Now up in the Pinch Hitters series is Jay Gargiulo, who took a look at Javier Vazquez’s career to examine his reputation as a pitcher who crumbles in clutch situations.
Jay is one of two regular writers for a Yankees blog that’s listed in our blog roll, but has a name Sam and I aren’t quite sure we can post in such a family forum. You know the one. The blog started in 2008, but Jay says he has, “hated Kevin Youkilis since he, his hideous goatee and his obnoxious batting stance showed up in Boston in 2004.”
Jay has a professional background in market research analysis, and that guides much of his writing. He’s done more analysis of Vazquez in a longer post on his site, but the nuts and bolts are right here.
When the Yankees re-acquired Javier Vazquez shortly before Christmas, many fans were less than enthusiastic about the trade. Vazquez was coming off of an excellent year in which he set career bests in ERA along with K/BB, WHIP and several other peripheral stats and finished 4th in the NL Cy Young voting. There were few complaints about his 2010 salary, or parting ways with Melky Cabrera, Arodys Vizciano and Mike Dunn — although neither of those were trivial concerns — so what was the problem?

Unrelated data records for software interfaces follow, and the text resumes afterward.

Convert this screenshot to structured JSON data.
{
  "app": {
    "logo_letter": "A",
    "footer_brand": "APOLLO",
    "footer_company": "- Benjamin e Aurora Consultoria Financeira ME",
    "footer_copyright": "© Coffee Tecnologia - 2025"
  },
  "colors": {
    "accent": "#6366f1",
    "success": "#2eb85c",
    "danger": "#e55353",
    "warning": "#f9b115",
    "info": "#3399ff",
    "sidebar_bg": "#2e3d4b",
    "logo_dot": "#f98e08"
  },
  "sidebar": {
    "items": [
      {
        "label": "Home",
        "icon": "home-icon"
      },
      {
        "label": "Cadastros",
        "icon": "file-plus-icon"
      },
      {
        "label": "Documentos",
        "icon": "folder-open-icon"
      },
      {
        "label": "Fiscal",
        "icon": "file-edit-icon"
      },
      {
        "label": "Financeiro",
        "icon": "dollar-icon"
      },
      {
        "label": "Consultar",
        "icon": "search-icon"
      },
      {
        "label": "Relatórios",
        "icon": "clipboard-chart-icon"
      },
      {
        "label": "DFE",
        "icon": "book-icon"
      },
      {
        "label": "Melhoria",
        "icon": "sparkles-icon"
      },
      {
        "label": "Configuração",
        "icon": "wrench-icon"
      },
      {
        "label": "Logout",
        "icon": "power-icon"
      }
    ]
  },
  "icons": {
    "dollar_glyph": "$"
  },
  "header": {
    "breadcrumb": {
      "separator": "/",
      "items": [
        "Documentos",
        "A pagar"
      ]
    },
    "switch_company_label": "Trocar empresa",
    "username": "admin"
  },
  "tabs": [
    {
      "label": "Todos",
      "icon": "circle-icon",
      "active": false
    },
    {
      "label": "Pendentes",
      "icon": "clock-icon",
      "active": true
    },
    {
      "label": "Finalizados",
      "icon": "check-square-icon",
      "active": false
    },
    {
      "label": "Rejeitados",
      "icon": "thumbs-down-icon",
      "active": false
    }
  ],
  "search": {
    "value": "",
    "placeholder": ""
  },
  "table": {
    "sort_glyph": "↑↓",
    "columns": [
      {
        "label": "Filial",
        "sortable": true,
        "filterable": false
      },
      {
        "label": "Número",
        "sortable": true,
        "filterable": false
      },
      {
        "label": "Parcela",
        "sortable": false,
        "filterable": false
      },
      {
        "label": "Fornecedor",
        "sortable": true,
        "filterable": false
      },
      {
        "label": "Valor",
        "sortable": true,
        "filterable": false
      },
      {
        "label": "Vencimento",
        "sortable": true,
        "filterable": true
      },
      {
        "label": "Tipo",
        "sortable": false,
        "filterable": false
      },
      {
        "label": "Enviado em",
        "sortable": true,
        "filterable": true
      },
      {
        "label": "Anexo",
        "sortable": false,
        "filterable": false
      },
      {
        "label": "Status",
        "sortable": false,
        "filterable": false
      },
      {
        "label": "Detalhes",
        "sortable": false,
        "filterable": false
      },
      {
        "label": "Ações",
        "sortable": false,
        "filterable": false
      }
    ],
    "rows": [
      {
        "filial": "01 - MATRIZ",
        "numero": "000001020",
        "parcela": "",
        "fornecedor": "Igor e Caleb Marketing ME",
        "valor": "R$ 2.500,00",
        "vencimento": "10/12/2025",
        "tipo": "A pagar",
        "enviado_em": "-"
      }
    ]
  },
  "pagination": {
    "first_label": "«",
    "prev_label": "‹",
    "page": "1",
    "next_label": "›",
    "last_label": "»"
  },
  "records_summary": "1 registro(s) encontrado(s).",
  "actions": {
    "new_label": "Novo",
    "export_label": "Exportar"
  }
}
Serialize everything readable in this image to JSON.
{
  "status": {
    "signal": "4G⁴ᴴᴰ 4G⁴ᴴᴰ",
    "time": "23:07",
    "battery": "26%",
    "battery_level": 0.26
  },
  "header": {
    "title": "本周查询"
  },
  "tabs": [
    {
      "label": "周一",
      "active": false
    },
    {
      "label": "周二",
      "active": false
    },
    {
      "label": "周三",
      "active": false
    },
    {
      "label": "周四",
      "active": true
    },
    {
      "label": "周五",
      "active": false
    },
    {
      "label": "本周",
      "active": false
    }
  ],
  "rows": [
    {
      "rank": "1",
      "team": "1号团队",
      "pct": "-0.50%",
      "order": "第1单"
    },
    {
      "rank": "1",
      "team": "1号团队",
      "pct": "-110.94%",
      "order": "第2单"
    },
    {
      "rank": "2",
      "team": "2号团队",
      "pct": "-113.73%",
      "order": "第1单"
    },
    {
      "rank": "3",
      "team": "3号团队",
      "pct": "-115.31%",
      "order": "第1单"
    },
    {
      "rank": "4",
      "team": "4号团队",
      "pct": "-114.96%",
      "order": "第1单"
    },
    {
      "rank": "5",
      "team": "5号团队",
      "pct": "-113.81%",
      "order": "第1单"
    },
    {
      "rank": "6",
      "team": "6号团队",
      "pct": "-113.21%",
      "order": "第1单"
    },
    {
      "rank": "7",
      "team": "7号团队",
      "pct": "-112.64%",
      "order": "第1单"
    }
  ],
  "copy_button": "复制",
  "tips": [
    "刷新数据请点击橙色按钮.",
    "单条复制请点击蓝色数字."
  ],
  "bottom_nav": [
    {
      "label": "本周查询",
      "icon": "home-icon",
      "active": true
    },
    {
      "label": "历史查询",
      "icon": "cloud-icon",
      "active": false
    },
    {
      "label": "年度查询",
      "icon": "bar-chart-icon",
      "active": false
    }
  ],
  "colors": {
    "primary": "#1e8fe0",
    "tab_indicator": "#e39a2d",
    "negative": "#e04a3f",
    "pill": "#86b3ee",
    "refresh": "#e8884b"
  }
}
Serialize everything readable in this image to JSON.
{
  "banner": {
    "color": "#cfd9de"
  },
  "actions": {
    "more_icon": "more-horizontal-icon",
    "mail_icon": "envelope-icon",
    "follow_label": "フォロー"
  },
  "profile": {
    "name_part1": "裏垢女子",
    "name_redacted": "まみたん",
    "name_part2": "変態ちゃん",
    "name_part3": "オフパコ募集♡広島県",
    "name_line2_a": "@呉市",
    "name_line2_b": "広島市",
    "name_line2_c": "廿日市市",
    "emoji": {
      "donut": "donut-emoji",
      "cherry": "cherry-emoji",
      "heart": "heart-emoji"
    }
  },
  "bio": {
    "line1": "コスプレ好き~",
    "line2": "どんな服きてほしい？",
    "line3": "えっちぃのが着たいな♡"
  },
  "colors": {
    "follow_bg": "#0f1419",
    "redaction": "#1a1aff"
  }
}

Simply put, many Yankee fans consider Vazquez to be someone who “can’t handle pitching in New York,” based mostly on his second half in 2004 during which he racked up a 6.92 ERA in his last 14 starts and pitched his way out of the playoff rotation. His first pitch to Johnny Damon in Game 7 of the ALCS only solidified that reputation. More recently, his former manager Ozzie Guillen publicly called out Javy for not being a “big game pitcher.”
Over the course of his career, Vazquez has excellent strikeout, hit and walk rates for a starting pitcher but sports only a slightly better-than-average ERA of 4.19 and a won-lost record of 142-139. In short, his talents as a pitcher seem to outpace his results. What causes this?
One possibility is that Vazquez gives up hits at inopportune times. After all, a double with the bases loaded has infinitely greater impact on a pitcher’s ERA than one with the bases empty. So how does Vazquez perform with men on base?
In the chart we provided, tOPS+ measures opposing hitters’ production in each split against Vazquez. From the pitcher’s perspective, 100 is average and lower numbers are better. The results are clear: Vazquez gets hit harder with men on base and hardest with the bases loaded. How does Javy perform in relation to the score of the game? He’s roughly the same when the lead or deficit is between 0 and 4 runs but is significantly better when the margin is greater than four.
Combine the presence of men on base and the score of the game (along with the inning the game is in) — as Baseball-Reference.com’s leverage index does — and we see that Vazquez pitches worse as the significance of the at-bat increases.
Vazquez’s poor numbers with men on base suggest that he may lose something pitching out of the stretch. His tendency to pitch better when the game isn’t close might indicate he doesn’t respond very well to anxiety (which says more about how he is hard-wired than whether or not he’s mentally tough). But does this mean won’t pitch well as a Yankee this time around?
To say that Vazquez can’t handle pitching in New York requires the assumption that the stress resulting from in-game situations is the same as the pressure of pitching for one franchise or another. And anyway, the expectations of Javy are significantly lower this time around. Instead of being earmarked as a future ace after the departure of Roger Clemens, Andy Pettitte and David Wells as he was in 2004, Vazquez is only being asked to solidify the depth of a World Series winning rotation.
Furthermore, there’s a major difference between “hasn’t” and “can’t.” While it’s true that Javy hasn’t pitched well under pressure, it’s inaccurate to say that he can’t. As A-Rod proved this past postseason, it’s foolish to brand a player as a choke artist.
The bottom line is that Vazquez is a very talented pitcher who is likely to throw more than 200 innings while maintaining a better-than-average ERA in 2010. He might be frustrating to watch at times, but probably much less so than the Yankees’ previous fourth starter — Joba Chamberlain — was in 2009.